Dr. Levine explained that the prevailing theory holds that, when the placenta isn't able to absorb sufficient oxygen from the mother's blood, it begins secreting both sFlt1 and soluble endoglin into the mother's bloodstream. The sFlt1 binds to VEGF and PlGF and soluble endoglin binds TGF beta, diverting the compounds from the mother's blood vessels. In response, the mother's blood pressure rises, forcing more blood to the placenta. High levels of sFlt1 and soluble endoglin result in severe forms of preeclampsia.
"We've found specific molecules that appear to be causing the clinical signs of preeclampsia and so we now have an idea which molecules we would need to interfere with to treat the disease," Dr. Levine said.
A possible treatment for preeclampsia might involve reducing levels of sFlt1 or soluble endoglin or adding more of the molecules that they remove from the blood stream, Dr. Levine added, so that more VEGF, PlGF, and TGF beta would be available for the blood vessels that need them. One company has developed the means to produce a form of VEGF. Presumably, such a drug would raise the levels of circulating VEGF in the bloodstream. The surplus VEGF would bind to the high levels of sFlt1 produced during preeclampsia, but enough free VEGF would still be available to attach to cell surface receptors to promote the health of blood vessels.
Dr. Levine cautioned, however, that such attempts to develop a drug treatment would need to proceed cautiously. It's possible that restoring normal blood pressure and blood flow to the mother's circulatory system might deprive the fetus of blood.
The National Heart, Lung, and Blood Institute provides information about preeclampsia at http://www.nhlbi.nih.gov/hbp/issues/preg/preg.htm and information about high blood pressure during pregnancy at http://www.nhlbi.nih.gov/health/public/heart/hbp/hbp_preg.htm.
The NICHD sponsors research on development, before and after birth; maternal, child, and family health; reproductive biology and population issues; and medical rehabilitation. For more information, visit the Web site at http://www.nichd.nih.gov/.

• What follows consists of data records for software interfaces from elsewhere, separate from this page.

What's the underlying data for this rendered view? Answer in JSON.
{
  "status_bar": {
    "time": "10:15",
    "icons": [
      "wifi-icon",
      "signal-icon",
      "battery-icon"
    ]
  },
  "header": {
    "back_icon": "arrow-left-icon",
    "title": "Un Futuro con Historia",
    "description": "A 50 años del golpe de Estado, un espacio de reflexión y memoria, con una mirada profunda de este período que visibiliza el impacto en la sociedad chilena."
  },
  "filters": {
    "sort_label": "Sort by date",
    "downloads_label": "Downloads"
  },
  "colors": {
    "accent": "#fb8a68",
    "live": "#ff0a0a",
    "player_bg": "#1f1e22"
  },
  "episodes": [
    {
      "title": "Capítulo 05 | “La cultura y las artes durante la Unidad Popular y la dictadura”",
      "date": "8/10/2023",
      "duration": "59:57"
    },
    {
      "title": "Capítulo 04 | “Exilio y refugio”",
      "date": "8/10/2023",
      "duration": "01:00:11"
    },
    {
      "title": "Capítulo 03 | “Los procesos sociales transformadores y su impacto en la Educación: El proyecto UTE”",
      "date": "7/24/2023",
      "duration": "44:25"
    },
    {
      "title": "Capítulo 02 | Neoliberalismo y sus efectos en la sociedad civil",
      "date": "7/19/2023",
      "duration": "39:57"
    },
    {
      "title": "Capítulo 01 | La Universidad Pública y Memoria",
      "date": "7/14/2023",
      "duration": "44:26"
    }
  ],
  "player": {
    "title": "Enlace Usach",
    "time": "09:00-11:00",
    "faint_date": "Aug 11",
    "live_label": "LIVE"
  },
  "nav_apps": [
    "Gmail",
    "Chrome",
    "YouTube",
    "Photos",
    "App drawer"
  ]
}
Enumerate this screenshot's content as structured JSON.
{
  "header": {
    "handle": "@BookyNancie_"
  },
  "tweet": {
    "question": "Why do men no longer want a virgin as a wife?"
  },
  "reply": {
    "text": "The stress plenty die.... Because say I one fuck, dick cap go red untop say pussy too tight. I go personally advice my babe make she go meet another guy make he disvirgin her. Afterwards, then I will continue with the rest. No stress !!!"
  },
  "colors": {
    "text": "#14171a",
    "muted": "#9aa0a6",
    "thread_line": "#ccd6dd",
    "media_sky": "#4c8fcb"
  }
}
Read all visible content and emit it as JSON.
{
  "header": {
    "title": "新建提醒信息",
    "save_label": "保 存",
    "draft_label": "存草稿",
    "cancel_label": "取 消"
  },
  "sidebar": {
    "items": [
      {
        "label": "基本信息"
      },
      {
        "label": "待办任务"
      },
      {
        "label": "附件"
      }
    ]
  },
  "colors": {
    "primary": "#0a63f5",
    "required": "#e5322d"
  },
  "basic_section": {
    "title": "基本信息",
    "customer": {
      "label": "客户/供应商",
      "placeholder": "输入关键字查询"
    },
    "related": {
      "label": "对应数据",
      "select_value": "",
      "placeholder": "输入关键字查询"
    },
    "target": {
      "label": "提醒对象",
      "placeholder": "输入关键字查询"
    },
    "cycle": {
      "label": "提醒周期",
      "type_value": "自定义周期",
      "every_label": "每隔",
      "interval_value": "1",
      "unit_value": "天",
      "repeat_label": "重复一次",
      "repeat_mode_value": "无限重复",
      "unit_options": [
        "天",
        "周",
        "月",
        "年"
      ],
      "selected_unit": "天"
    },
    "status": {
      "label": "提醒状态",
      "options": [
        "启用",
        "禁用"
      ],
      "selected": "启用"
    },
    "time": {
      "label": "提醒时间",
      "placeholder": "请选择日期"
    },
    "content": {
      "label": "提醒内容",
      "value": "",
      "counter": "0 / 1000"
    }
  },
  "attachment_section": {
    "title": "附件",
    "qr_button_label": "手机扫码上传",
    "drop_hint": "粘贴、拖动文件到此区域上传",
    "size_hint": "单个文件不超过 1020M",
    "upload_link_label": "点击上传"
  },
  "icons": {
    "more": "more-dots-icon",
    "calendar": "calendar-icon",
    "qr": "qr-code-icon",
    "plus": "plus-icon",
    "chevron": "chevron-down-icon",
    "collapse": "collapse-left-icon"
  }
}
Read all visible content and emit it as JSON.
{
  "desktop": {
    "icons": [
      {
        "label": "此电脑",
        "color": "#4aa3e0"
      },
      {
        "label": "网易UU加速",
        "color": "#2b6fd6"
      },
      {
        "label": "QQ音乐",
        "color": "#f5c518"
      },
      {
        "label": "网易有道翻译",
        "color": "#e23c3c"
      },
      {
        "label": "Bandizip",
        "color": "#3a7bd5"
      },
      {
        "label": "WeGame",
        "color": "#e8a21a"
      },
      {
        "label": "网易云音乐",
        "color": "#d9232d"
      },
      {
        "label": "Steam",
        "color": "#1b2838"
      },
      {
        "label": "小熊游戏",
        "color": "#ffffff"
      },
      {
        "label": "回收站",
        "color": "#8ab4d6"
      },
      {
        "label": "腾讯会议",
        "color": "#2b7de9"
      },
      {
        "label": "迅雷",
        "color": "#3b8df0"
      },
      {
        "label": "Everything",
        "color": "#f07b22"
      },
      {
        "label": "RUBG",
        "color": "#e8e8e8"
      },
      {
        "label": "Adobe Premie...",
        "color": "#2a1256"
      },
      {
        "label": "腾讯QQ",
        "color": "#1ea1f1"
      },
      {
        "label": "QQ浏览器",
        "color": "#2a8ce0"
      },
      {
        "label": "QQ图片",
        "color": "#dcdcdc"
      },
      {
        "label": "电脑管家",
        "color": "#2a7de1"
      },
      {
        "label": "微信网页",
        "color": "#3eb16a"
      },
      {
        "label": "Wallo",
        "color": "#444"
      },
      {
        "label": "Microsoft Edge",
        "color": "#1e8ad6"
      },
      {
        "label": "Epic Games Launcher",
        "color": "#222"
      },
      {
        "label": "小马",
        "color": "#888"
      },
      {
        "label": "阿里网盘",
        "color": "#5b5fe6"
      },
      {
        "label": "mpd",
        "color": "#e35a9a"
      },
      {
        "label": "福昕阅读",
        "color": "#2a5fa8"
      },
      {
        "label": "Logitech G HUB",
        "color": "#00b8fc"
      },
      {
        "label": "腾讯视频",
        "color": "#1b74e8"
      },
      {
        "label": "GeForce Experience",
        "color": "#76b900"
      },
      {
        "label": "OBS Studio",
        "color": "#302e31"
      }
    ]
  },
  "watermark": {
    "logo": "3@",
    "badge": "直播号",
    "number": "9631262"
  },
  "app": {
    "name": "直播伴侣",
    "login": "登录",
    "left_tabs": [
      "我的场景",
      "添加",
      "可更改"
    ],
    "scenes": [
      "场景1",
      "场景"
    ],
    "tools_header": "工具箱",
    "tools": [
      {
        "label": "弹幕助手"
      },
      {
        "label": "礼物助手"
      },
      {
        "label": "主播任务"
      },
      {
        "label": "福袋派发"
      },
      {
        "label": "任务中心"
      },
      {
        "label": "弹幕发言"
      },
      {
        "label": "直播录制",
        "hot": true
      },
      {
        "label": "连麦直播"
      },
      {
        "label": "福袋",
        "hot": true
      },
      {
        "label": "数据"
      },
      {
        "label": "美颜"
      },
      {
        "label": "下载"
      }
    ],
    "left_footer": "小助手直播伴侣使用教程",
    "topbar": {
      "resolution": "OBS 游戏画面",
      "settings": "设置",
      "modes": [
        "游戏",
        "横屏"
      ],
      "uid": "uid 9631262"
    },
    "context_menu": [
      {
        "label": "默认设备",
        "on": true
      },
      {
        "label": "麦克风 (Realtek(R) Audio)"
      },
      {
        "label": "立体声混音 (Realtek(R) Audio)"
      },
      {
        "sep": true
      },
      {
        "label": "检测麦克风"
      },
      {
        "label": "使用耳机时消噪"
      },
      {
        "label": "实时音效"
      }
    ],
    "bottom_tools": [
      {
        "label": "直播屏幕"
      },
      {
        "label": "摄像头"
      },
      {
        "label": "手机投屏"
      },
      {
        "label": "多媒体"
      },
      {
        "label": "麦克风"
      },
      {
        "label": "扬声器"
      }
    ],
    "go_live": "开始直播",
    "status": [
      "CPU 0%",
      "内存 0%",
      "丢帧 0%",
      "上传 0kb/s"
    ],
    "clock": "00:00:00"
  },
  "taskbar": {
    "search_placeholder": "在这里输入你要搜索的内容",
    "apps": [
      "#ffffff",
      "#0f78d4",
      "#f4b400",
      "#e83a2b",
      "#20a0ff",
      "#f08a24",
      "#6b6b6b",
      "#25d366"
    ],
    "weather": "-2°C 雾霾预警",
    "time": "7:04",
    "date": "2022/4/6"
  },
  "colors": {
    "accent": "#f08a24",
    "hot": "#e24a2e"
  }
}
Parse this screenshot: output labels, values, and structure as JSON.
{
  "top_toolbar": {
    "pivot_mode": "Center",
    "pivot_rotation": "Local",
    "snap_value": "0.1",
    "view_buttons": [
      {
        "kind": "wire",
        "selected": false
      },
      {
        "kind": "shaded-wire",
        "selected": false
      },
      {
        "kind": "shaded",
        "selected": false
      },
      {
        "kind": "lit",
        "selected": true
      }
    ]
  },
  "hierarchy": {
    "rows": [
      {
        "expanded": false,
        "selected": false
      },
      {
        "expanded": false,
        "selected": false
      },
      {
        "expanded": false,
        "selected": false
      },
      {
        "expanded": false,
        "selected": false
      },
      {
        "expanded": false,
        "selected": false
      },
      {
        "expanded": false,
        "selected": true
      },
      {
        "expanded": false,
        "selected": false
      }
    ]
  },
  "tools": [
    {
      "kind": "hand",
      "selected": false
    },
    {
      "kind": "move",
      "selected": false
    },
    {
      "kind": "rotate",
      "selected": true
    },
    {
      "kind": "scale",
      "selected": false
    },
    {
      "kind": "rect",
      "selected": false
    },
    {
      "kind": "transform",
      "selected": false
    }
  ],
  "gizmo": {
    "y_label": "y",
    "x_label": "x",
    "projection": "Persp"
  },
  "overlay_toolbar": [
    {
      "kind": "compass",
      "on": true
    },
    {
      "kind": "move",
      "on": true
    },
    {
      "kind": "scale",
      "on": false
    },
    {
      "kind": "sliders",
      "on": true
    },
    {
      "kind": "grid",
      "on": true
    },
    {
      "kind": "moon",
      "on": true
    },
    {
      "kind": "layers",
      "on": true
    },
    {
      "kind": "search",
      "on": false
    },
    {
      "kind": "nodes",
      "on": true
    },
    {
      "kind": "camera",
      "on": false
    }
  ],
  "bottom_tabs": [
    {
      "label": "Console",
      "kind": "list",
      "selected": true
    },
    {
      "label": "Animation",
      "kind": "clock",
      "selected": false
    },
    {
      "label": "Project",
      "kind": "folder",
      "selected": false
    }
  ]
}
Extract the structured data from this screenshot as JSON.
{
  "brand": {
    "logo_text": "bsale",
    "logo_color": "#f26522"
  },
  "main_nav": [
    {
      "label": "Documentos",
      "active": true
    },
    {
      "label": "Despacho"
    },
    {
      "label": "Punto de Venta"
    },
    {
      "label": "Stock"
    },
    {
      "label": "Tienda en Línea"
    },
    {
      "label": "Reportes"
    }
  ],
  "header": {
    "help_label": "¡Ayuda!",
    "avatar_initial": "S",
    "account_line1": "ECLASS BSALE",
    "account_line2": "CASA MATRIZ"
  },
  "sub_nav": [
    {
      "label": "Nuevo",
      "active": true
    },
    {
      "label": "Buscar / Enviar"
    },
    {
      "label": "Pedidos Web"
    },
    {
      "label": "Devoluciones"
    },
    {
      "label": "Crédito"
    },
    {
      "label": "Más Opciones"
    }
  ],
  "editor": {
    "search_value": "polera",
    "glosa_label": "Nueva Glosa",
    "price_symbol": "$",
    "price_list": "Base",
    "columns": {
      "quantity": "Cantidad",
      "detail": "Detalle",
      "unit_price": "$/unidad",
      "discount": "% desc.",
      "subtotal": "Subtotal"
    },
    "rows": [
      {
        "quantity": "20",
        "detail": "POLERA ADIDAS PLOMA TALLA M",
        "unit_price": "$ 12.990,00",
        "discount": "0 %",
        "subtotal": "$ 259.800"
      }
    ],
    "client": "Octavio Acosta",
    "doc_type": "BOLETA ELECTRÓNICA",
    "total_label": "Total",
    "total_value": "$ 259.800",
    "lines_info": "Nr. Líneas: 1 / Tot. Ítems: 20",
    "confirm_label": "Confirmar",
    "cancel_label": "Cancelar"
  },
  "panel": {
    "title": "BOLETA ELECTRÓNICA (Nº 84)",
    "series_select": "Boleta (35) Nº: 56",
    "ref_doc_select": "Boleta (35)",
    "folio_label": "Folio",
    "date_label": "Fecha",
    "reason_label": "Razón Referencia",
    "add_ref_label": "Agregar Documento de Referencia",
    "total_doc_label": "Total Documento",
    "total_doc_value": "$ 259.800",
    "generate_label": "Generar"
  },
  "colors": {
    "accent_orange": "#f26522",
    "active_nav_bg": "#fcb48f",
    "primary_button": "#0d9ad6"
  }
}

The National Institutes of Health (NIH) — The Nation's Medical Research Agency — includes 27 Institutes and Centers and is a component of the U. S. Department of Health and Human Services. It is the primary federal agency for conducting and supporting basic, clinical, and translational medical research, and it investigates the causes, treatments, and cures for both common and rare diseases. For more information about NIH and its programs, visit http://www.nih.gov.